World of artists
MacDowell Colony opens for award
In Peterborough, supporting the arts isn’t just an idea; it’s a way of life. Through The MacDowell Colony, the nation’s first artist-residency program, Peterborough has played host to nearly 7,000 artists, including such greats as Leonard Bernstein, Aaron Copeland, Alice Walker and Thornton Wilder.
MacDowell was born from the love of art, and a desire to provide an ideal place for it to be created. Its namesakes, composer Edward MacDowell and his wife, pianist Marian MacDowell, opened their farm to the art community in 1907. Edward, who said he produced better music in Peterborough, wanted to give other artists the same creative experience.
Though Edward lived only long enough to see the first fellows arrive, Marian continued her husband’s mission, hosting artists and traveling across the country giving lecture recitals to raise money for the colony’s preservation. In honor of the MacDowells’ contribution to the art world, in 1997 the colony was given the National Medal of the Arts, the highest award given by the United States to artists or art patrons, for “nurturing and inspiring many of this century’s finest artists.”
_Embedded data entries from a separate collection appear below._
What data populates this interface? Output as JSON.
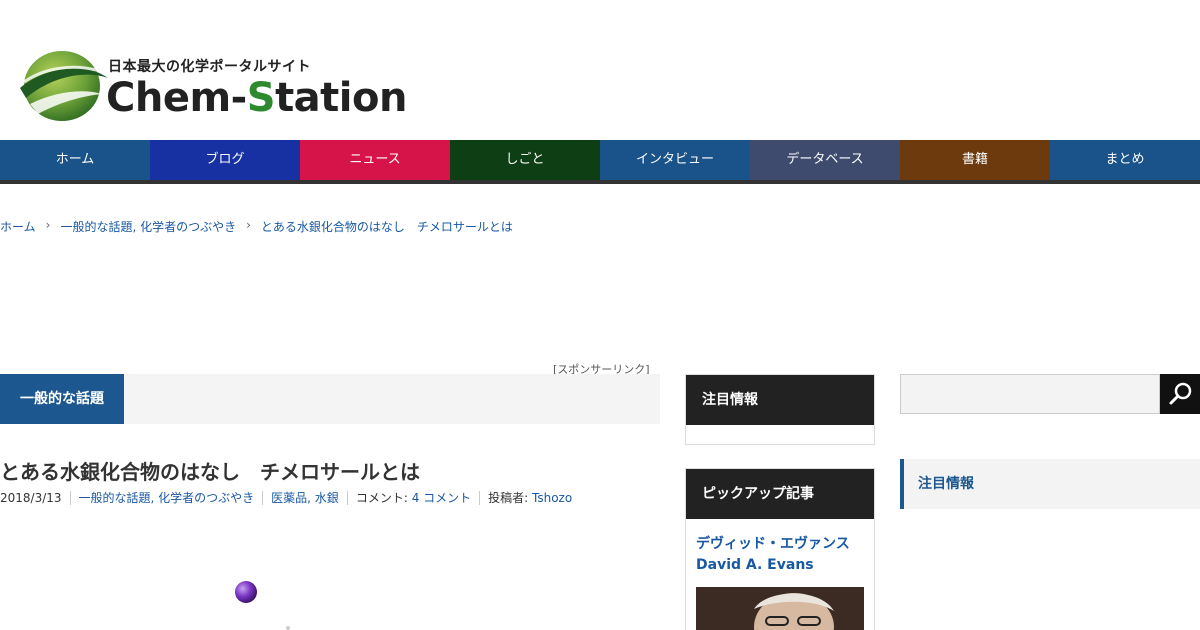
{
  "header": {
    "tagline": "日本最大の化学ポータルサイト",
    "wordmark_part1": "Chem-",
    "wordmark_s": "S",
    "wordmark_part2": "tation",
    "brand_green": "#2f8a2f"
  },
  "nav": {
    "items": [
      {
        "label": "ホーム",
        "color": "#1a528a"
      },
      {
        "label": "ブログ",
        "color": "#1731a3"
      },
      {
        "label": "ニュース",
        "color": "#d7144a"
      },
      {
        "label": "しごと",
        "color": "#0e3e14"
      },
      {
        "label": "インタビュー",
        "color": "#1a528a"
      },
      {
        "label": "データベース",
        "color": "#3e4b6e"
      },
      {
        "label": "書籍",
        "color": "#6c3a0c"
      },
      {
        "label": "まとめ",
        "color": "#1a528a"
      }
    ]
  },
  "breadcrumb": {
    "items": [
      "ホーム",
      "一般的な話題, 化学者のつぶやき",
      "とある水銀化合物のはなし　チメロサールとは"
    ],
    "separator": "›"
  },
  "sponsor_label": "[スポンサーリンク]",
  "category_tag": "一般的な話題",
  "article": {
    "title": "とある水銀化合物のはなし　チメロサールとは",
    "date": "2018/3/13",
    "categories": "一般的な話題, 化学者のつぶやき",
    "tags": "医薬品, 水銀",
    "comment_label": "コメント:",
    "comment_link": "4 コメント",
    "author_label": "投稿者:",
    "author": "Tshozo"
  },
  "sidebar": {
    "notice_heading": "注目情報",
    "pickup_heading": "ピックアップ記事",
    "pickup_title_ja": "デヴィッド・エヴァンス",
    "pickup_title_en": "David A. Evans"
  },
  "right_column": {
    "notice_heading": "注目情報",
    "search_icon": "search-icon"
  }
}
More than 100 years after the first artists moved into The MacDowell Colony’s 32 studios, it continues to support and shape the art world. Each year more than 250 writers, visual artists, composers, filmmakers, playwrights, interdisciplinary artists and architects come to the colony from all over the world. The only criteria for artists being accepted into residency is excellence in their field, and because of the colony’s nonprofit status they pay nothing for their five- to eight-week stays.
For one day each August the rest of the world can get a taste of what it’s like to live and work at MacDowell. While the colony’s main building, gravesite and Eugene Coleman Savidge Library are always open during office hours and with advance notice, only during Medal Day – when the Edward MacDowell Medal is awarded to an artist who has made an outstanding contribution to his or her field – do artists-in-residence open their studios to the public. Sunday is Medal Day.
The Edward MacDowell Medal has been awarded each year since 1960. Recipients include Georgia O’Keefe, John Updike, Robert Frost and Stephen Sondheim. This year’s medal will be presented by author Michael Chabon (whose The Amazing Adventures of Kavalier & Clay was written at MacDowell) to installation artist Betye Saar.
Saar began her career as a printmaker but is best known for her assemblages and collages, which challenge the myths and negative stereotypes ascribed to the African-American community while drawing a connection to mythic and spiritual concepts from Africa and the Caribbean.
The medal will be presented to Saar in a public ceremony at 12:15 p.m. After the ceremony, visitors may enjoy a picnic lunch on the grounds (bring your own or pre-order one at macdowellcolony.org) before the artist studios are open to the public from 2 to 5 p.m.
There is no charge to attend Medal Day, which is good, because the value of taking part in a historic event at such an important venue would surely surpass most of our budgets.